This does two things: It protects against frost when temperatures drop below freezing, and it helps maintain moisture levels during periods when rain isn’t falling regularly enough—as well as preventing unwanted moisture loss through evaporation—so that roots don’t dry out too much while waiting patiently underground.
Caring For Oregano During The Winter
Oregano is a perennial plant, which means that it comes back year after year. But come winter, you might need to make some adjustments to keep it alive until spring.
Here are our top tips for keeping your oregano alive through the cold months:
1. Put it in a sunny window. If you’re lucky enough to have a south-facing window that gets plenty of light, put your oregano there. If not, try putting it near a sunny window or under some lamps or lights that mimic sunlight—that way you’ll be sure it’s getting enough energy (and water!) to survive while it waits for springtime.
2. Water it regularly. Oregano doesn’t like being too dry, so make sure you give it enough water to keep its roots wet but not soggy; if possible, use rainwater or distilled water instead of tap water so that mineral buildups don’t build up on the leaves and affect their appearance or taste when used in cooking later on down the line.
What Temperatures Will Kill Oregano?
If you’re looking to grow oregano in your garden, you might be wondering what the minimum temperature is at which it will survive.
The answer is 10 degrees Fahrenheit (or -12 degrees Celsius). This is the point at which oregano will begin to die off completely. In areas where temperatures regularly drop below this threshold—the northern United States and Canada, for example—it would be tough to maintain an oregano plant since they won’t survive below-freezing conditions.
But even if your area doesn’t regularly get down to single digits, there’s a good chance that it gets cold at some point in the year; so if you want to use oregano as a culinary herb or for medicinal purposes, chances are good that sooner or later it’ll experience frost damage.
Once temperatures dip below 25 degrees Fahrenheit (or -4 degrees Celsius), oregano plants start going dormant instead of dying outright—their growth slows as they prepare themselves for winter’s chill by slowing down their metabolism and lowering their need for water and nutrients until spring comes around again in order to reawaken from their hibernation state with renewed vigor!
Can I Overwinter Oregano?
If you want to grow oregano in your garden but live in a colder climate, the best way to do it is by overwintering. This means that you don’t give up on your plants when winter hits; instead, you keep them alive through the cold weather.
You can actually grow oregano indoors year-round if you wish without much effort at all! It’s easy enough to do this during summer months as well (just place some potting soil into pots or planters and add some seeds), so why not try doing it year-round?
If you have an extra room where the temperatures don’t fall below 60 degrees Fahrenheit (16°C), that would be ideal. If not, then just make sure there’s some sort of heating source nearby—like a space heater or electric blanket—and provide adequate light for 12 hours per day at least six months out of every year (usually just during daylight hours).
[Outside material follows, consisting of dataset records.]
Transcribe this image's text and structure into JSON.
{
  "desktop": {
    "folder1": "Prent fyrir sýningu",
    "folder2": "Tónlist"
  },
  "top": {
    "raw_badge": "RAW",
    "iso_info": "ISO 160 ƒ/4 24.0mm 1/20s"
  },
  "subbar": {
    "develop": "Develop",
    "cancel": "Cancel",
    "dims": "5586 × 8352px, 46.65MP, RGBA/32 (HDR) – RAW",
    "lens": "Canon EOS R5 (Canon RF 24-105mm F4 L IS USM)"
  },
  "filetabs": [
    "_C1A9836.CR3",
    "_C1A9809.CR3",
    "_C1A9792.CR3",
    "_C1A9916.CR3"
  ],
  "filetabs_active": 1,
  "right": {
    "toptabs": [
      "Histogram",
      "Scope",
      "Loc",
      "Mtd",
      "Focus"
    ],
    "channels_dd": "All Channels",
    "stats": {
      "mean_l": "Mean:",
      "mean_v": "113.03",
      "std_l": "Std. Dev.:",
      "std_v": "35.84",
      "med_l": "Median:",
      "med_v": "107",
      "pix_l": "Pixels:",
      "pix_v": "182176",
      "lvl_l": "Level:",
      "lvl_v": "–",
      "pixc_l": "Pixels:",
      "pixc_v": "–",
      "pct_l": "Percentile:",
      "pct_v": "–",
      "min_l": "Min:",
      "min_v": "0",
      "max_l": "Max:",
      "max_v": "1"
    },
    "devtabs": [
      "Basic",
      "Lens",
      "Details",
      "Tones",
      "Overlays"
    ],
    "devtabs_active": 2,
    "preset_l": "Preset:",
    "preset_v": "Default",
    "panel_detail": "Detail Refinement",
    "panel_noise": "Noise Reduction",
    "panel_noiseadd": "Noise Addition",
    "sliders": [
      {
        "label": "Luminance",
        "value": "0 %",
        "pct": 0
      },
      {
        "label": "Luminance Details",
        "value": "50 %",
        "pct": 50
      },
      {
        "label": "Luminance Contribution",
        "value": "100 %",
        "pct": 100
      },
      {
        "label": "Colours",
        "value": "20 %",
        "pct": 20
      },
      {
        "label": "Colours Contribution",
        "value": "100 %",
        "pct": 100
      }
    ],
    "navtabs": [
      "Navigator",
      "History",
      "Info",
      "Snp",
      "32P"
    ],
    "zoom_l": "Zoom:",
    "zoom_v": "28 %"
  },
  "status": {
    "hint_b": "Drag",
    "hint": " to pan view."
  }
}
With a little preparation, your oregano can survive the cold weather. You can even overwinter your plant if you live in an area where there’s a long winter season. The key is knowing what to do during the fall months when temperatures start dropping so that your plants are ready when it comes time for spring planting!